[TASK]:
Without omitting anything, write out the listing below precisely.

*** Begin section ***

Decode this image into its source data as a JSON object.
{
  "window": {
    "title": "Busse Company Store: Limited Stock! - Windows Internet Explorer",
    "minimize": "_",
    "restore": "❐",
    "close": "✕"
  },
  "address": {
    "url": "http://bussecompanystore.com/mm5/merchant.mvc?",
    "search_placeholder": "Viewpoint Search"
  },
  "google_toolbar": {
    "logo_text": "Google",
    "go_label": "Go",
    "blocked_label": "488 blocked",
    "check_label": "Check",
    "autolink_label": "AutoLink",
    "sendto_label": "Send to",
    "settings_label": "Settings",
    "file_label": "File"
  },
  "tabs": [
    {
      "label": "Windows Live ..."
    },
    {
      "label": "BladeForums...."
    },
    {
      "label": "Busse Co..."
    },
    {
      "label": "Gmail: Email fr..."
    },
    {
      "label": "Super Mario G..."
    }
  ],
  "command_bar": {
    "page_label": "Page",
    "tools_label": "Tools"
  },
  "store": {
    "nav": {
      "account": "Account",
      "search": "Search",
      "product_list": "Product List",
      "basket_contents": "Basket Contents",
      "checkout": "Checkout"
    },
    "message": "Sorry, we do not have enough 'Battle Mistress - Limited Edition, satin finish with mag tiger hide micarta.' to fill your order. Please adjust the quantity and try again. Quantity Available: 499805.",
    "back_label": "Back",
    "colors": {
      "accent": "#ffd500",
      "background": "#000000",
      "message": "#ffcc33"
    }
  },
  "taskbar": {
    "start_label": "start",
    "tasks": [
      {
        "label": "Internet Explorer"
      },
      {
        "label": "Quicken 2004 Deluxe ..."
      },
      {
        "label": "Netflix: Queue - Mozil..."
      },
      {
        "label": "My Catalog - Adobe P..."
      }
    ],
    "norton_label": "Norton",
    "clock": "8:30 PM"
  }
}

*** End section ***

[SOLUTION FOR THIS PROBLEM]:
Decode this image into its source data as a JSON object.
{
  "window": {
    "title": "Busse Company Store: Limited Stock! - Windows Internet Explorer",
    "minimize": "_",
    "restore": "❐",
    "close": "✕"
  },
  "address": {
    "url": "http://bussecompanystore.com/mm5/merchant.mvc?",
    "search_placeholder": "Viewpoint Search"
  },
  "google_toolbar": {
    "logo_text": "Google",
    "go_label": "Go",
    "blocked_label": "488 blocked",
    "check_label": "Check",
    "autolink_label": "AutoLink",
    "sendto_label": "Send to",
    "settings_label": "Settings",
    "file_label": "File"
  },
  "tabs": [
    {
      "label": "Windows Live ..."
    },
    {
      "label": "BladeForums...."
    },
    {
      "label": "Busse Co..."
    },
    {
      "label": "Gmail: Email fr..."
    },
    {
      "label": "Super Mario G..."
    }
  ],
  "command_bar": {
    "page_label": "Page",
    "tools_label": "Tools"
  },
  "store": {
    "nav": {
      "account": "Account",
      "search": "Search",
      "product_list": "Product List",
      "basket_contents": "Basket Contents",
      "checkout": "Checkout"
    },
    "message": "Sorry, we do not have enough 'Battle Mistress - Limited Edition, satin finish with mag tiger hide micarta.' to fill your order. Please adjust the quantity and try again. Quantity Available: 499805.",
    "back_label": "Back",
    "colors": {
      "accent": "#ffd500",
      "background": "#000000",
      "message": "#ffcc33"
    }
  },
  "taskbar": {
    "start_label": "start",
    "tasks": [
      {
        "label": "Internet Explorer"
      },
      {
        "label": "Quicken 2004 Deluxe ..."
      },
      {
        "label": "Netflix: Queue - Mozil..."
      },
      {
        "label": "My Catalog - Adobe P..."
      }
    ],
    "norton_label": "Norton",
    "clock": "8:30 PM"
  }
}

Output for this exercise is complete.